In the first half, business consultant and financial writer George Ure updated his predictions, his analysis of the economy, and shared his most recent work tying together many obscure phenomena including missing flights, levitating stones, and the Bermuda Triangle. Looking at the Bruce Gernon flight through the Bermuda Triangle, in which he experienced a kind of time warp while enveloped in a green fog, Ure sought an electronic explanation. But he discovered that it was sound wave resonance not electricity that was at the core of the phenomenon, as well as other anomalous incidents such as the mysterious 'foo fighter' UFOs in WWII, and the trumpets in the Bible. Suspended particulates in the air could also be a factor in the anomalies, he added.
Ure is still predicting a crash of the stock market. He believes it will happen over a two-year span, falling all the way down to 7,000 or 8,000 from its current high of around 25,000. A possible catalyst could be war with North Korea, he noted. One benefit of a war effort, he continued, is that it could increase the efforts to recycle various materials.
Bob Berman, one of America's top astronomy writers, is currently a columnist for Astronomy, a host on NPR's Northeast Public Radio, and the science editor of Old Farmer's Almanac. In the latter half, he discussed various science topics, cosmology, and celestial threats to Earth. The universe, he commented, does not have a fixed size, and thus could be considered "size-less." Interestingly, the invisible spectrum which includes X-rays and microwaves, is all around us, and makes up most of reality, he pointed out.

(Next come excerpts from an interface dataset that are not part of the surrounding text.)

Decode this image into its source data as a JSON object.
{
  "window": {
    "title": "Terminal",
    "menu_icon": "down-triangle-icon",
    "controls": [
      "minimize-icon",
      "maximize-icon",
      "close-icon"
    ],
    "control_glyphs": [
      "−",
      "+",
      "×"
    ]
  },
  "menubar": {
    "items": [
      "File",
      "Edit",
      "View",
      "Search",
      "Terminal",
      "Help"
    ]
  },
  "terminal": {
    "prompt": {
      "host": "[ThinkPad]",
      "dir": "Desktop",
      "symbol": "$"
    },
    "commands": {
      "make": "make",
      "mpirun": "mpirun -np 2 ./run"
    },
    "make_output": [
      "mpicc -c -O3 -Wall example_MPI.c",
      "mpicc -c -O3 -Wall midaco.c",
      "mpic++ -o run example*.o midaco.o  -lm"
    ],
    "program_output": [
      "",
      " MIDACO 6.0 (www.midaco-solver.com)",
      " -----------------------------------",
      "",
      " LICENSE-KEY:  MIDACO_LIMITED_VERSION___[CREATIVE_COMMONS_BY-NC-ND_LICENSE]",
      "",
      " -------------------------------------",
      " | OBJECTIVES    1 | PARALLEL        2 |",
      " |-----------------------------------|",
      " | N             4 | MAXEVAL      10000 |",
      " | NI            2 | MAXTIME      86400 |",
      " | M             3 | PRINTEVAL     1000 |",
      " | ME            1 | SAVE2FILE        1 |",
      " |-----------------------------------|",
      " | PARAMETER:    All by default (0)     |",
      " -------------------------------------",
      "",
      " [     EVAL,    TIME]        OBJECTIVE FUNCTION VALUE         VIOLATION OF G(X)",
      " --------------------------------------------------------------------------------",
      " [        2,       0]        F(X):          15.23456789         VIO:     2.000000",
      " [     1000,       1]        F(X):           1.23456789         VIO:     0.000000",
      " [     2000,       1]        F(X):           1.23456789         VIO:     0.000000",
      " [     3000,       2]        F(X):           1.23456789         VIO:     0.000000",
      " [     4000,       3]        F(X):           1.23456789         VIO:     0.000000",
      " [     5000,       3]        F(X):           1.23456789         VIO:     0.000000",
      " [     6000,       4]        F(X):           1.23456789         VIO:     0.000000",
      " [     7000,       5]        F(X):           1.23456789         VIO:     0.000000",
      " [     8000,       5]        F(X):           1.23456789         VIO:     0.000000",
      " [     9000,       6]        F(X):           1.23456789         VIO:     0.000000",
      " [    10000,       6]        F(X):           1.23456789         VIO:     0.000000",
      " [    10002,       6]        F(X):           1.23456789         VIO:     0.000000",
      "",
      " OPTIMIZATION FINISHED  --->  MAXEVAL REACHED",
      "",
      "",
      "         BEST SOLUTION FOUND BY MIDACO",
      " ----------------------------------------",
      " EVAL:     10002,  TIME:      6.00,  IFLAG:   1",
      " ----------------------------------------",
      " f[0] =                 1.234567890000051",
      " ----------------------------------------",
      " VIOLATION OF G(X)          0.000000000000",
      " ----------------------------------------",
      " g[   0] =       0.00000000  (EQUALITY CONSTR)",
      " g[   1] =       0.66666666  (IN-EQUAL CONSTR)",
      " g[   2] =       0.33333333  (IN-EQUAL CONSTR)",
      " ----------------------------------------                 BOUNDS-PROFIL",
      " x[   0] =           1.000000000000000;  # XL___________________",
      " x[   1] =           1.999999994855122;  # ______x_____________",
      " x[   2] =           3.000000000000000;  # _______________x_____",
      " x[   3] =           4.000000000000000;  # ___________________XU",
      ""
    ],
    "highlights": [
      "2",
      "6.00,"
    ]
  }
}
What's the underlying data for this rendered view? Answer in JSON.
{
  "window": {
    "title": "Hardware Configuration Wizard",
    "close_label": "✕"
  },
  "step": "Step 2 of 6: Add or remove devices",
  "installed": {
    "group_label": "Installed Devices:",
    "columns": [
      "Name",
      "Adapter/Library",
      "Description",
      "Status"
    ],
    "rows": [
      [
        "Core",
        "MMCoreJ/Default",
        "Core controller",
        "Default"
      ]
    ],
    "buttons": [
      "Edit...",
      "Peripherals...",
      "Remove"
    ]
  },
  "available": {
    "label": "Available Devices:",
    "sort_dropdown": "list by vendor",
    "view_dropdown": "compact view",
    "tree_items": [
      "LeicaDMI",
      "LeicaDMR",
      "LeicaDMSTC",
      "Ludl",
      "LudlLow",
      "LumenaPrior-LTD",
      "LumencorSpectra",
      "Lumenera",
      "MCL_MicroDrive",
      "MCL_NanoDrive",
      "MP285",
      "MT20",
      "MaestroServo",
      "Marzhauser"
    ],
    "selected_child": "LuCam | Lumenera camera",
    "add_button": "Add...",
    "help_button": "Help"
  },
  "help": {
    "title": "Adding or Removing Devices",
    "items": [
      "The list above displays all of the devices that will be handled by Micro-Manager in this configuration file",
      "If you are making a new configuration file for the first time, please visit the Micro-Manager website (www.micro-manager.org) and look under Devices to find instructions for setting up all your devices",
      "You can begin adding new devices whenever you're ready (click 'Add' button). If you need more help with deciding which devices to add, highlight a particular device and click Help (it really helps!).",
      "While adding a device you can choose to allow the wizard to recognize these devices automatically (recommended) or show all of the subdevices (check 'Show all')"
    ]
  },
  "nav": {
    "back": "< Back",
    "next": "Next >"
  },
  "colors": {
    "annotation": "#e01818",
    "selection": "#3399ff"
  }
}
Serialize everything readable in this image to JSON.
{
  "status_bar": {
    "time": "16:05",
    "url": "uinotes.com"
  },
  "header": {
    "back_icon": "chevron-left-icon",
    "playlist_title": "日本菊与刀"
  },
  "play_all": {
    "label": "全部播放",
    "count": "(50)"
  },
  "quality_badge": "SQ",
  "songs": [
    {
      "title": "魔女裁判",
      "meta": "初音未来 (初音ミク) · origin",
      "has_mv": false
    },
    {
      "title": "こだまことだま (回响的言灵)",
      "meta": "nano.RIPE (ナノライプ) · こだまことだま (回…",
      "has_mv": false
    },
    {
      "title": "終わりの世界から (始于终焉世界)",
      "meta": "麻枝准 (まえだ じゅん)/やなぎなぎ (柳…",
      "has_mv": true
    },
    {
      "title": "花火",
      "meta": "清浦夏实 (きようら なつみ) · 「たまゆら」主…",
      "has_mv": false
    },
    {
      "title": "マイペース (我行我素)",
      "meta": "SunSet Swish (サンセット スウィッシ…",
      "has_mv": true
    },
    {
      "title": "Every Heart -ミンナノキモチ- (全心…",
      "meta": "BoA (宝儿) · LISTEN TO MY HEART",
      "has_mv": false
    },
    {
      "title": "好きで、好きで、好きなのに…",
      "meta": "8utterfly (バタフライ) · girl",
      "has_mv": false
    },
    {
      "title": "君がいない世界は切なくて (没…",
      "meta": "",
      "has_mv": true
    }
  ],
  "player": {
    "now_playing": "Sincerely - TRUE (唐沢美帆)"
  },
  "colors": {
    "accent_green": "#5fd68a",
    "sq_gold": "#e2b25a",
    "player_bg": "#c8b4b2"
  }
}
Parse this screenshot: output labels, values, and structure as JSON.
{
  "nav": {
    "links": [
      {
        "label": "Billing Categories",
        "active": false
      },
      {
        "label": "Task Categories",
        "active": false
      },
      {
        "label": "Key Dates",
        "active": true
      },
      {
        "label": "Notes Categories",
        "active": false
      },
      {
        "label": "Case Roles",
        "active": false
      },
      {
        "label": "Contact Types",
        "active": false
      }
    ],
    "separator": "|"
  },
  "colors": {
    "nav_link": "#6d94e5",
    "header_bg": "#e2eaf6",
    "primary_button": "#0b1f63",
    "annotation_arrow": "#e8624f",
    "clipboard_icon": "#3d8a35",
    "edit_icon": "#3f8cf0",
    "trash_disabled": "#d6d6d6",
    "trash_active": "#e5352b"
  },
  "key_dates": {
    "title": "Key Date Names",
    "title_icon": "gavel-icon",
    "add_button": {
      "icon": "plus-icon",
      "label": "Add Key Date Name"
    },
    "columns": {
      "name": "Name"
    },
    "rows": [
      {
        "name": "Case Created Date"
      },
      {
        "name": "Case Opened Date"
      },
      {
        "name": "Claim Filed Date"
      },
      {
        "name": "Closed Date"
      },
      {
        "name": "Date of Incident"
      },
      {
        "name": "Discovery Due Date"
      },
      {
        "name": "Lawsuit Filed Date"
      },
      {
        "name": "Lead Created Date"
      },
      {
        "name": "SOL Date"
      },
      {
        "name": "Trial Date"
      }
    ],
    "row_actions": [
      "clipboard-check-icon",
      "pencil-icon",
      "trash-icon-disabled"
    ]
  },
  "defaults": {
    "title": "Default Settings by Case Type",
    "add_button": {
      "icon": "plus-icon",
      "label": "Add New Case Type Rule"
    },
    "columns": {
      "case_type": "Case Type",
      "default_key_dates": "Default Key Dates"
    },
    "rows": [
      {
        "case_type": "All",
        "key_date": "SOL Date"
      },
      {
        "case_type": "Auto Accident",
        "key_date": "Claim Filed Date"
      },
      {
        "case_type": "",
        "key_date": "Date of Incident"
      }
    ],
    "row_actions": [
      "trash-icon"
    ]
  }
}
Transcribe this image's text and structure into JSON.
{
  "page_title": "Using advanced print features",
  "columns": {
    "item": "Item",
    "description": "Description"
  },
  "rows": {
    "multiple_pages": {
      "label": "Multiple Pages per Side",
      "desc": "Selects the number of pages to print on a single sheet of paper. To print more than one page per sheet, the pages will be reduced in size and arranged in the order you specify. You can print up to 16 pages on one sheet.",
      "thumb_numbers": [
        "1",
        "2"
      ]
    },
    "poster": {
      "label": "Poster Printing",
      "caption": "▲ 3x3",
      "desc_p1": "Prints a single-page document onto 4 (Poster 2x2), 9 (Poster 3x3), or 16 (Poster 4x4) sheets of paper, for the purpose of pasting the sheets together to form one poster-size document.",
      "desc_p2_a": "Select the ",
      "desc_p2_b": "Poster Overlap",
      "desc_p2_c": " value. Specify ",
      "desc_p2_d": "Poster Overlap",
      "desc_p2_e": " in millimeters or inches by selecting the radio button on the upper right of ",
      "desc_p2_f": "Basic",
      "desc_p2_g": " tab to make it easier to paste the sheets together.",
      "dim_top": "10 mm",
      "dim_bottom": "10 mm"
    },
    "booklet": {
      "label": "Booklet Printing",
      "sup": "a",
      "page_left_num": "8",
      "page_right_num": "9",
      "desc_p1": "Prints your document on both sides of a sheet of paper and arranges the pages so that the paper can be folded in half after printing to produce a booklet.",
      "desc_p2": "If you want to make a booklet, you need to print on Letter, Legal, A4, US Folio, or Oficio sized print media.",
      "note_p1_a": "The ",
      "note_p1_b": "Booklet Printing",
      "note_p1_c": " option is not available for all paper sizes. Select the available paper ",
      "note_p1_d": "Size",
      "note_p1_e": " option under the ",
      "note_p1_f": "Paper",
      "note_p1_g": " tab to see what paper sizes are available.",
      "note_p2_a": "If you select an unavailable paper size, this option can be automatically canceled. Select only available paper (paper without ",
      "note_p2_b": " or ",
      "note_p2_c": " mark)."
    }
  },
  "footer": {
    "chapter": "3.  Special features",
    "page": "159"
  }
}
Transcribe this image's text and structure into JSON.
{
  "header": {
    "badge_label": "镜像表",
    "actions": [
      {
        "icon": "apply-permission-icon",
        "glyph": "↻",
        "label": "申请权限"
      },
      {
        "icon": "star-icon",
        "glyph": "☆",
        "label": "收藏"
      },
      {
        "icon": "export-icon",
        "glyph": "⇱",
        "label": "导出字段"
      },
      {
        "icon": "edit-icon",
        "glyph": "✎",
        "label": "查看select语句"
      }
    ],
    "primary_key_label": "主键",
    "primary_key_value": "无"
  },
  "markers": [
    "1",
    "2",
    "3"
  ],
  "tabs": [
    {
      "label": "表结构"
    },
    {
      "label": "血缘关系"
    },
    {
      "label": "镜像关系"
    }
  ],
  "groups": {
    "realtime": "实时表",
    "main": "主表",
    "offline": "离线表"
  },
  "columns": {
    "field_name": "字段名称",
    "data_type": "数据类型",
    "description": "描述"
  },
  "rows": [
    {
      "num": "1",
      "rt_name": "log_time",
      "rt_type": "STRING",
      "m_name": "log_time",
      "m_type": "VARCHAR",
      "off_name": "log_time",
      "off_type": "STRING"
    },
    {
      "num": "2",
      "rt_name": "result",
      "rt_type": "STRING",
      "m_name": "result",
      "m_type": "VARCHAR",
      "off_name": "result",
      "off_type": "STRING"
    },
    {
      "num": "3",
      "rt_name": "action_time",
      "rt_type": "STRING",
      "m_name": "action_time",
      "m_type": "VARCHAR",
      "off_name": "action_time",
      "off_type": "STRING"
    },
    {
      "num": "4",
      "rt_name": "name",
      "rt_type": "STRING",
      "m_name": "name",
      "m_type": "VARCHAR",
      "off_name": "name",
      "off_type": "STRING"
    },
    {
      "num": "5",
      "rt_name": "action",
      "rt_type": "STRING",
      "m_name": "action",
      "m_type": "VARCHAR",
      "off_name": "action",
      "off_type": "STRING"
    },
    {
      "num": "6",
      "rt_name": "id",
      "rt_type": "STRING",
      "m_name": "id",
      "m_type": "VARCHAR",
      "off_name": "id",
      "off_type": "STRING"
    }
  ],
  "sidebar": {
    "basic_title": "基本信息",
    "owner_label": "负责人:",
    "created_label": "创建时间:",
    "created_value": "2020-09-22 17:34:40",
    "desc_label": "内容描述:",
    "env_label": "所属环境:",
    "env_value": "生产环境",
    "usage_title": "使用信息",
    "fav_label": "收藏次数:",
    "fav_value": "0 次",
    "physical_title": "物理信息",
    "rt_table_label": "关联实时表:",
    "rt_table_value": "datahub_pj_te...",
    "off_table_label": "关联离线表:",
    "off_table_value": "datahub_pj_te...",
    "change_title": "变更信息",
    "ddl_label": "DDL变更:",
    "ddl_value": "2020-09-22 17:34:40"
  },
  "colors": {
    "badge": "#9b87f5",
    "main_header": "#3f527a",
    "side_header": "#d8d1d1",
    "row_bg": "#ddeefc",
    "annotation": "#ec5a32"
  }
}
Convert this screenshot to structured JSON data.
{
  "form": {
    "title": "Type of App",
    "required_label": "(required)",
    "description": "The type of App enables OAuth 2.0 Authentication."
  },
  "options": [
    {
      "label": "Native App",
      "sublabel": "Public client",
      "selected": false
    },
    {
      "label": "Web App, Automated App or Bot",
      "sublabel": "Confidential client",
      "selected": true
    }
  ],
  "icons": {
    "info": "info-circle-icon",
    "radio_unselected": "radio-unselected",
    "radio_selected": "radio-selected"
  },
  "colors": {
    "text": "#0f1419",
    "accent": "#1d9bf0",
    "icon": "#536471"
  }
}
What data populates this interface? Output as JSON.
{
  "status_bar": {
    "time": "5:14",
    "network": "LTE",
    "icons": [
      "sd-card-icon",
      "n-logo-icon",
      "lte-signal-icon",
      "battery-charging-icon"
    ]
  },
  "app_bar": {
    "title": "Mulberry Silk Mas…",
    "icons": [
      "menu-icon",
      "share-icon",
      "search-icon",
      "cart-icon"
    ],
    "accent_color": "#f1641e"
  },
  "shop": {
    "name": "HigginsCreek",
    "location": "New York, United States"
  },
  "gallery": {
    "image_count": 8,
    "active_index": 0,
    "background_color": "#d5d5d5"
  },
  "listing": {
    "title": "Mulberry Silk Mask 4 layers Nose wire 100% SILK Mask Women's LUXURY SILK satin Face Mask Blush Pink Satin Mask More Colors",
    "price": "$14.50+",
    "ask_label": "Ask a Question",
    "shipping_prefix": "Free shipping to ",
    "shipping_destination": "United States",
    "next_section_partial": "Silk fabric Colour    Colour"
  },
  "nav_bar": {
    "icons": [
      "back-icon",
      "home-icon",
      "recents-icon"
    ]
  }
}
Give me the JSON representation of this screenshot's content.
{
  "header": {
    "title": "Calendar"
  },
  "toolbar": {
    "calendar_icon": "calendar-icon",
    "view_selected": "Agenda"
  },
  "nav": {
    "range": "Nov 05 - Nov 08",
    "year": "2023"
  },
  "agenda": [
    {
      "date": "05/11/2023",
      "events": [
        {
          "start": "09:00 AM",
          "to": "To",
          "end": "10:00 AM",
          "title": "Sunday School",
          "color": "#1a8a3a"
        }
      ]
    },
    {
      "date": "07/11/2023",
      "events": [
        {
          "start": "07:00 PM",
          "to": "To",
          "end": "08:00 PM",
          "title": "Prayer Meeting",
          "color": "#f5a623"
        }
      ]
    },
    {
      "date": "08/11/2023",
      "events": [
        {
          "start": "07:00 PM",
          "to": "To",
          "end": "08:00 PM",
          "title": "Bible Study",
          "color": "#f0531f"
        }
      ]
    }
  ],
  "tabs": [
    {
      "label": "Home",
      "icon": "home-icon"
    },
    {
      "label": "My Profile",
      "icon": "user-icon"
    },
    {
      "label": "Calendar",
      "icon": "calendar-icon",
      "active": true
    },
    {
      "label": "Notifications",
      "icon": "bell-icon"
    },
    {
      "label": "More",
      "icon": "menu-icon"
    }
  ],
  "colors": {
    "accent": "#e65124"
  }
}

The Sun has been acting strangely for the past 20 years, he detailed, with a very quiet sunspot maximum. "Some solar experts," Berman said, "are wondering whether we might be on the verge of a new...Maunder Minimum"-- the last one started in 1645 and correlated with cooler weather. He doubted the reality of the threat of a 'Planet X' disturbing our solar system, as astronomers, he asserted, would not keep information like this secret from the public. Berman also detailed the case of Ann Hodges, the only person ever to be hit by a meteorite. The object crashed through the ceiling of her Alabama home in 1954.